Your home is most likely filled with sensitive electronics that are easily damaged by common power surges, spikes or voltage impulses. A lightning storm can deliver a high energy electrical surge that can enter a home and destroy appliances, televisions, stereo equipment, and other electrical products. Do not underestimate an unchecked high voltage surge that can wipe out your investment instantly, or even the smaller everyday surges that can degrade the electronic components in your home slowly over time.
The cost of replacing electronic equipment in an average home is $8,000. This figure can easily top $20,000 if you have a sophisticated entertainment system or a home office.
At Amps & Volts we recommend that to fully protect your investment consider Surge Protection. Your electronic equipment can be protected from most power surges, spikes, arcing, and voltage impulses that are common everyday.
Did you see the lights flicker?
If the lights in your home (or a specific region in your home) flicker significantly and frequently, then the cause is likely power arcing. Arcing is a potentially dangerous issue that occurs when nearby wire connections complete an electrical current via electrons that float and connect through the small gap (similar to how lightning forms). This arcing draws power, which can be witnessed by the flickering lights of your home. Additionally, arcing generates heat, which in some cases can directly lead to a house fire. For this reason, an electrician should be contacted immediately if any of your home is experiencing flickering of lights on a regular basis.
Amps and Volt’s electricians can help protect your home from an electric power surge and prevent costly and potentially destructive damage to your electronic devices.
Two Kinds of Protection
There are basically two types of electric surge protection: point of use and whole house.
Point of use surge protectors are designed to protect sensitive electronic equipment and major appliances in the home at their electric source. Point of use suppressors are usually devices that plug into the wall outlet and can handle surges up to 6,000 volts.
A Whole House surge protector is designed to protect home’s transient surges that enter through the home’s electric supply, but does not protect from surges created internally in the home when motors turn on and off. Whole House protectors are devices that are installed at the meter or electrical panel. These devices require the installation by a licensed electrician.
In both cases, the surge protector attempts to regulate the voltage supplied to an electric device by either blocking or by shorting to ground voltages above a safe threshold.
The Need for Surge Protection
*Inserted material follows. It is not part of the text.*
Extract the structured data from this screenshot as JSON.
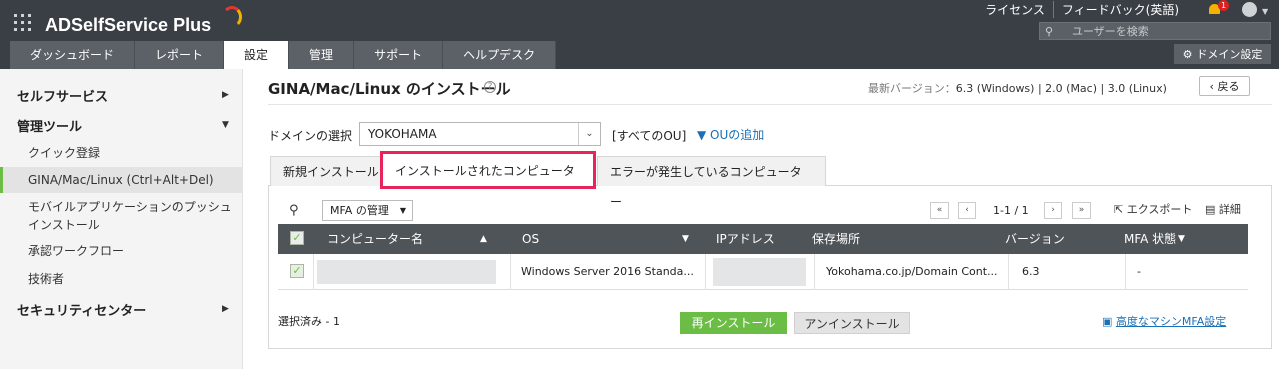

There are a number of reasons why power quality has become such an important issue. For one, today’s computer chips are far more dense than they were even a few years ago, and subsequently, much more sensitive to even slight surges. Secondly, most homes and home offices are using more equipment than ever before. Each time an electric device is turned on, transient voltages may be generated. Additionally, more microprocessor technology is being used than ever before. Microprocessors are showing up in personal computers, TVs, stereos, VCRs, DVRs, refrigerators, washers, dryers, microwave ovens, dishwashers and just about any electrical device manufactured today. Internal surges occur when devices with motors such as refrigerators and hair dryers shut off. Suddenly the energy these devices were consuming is redirected elsewhere in the form of excess voltage. Surges can also occur when the power company switches power from one geographic area of the grid to another to meet their system demand. Thunderstorms and lightening are the most dramatic and destructive causes of power line problems and electric surges.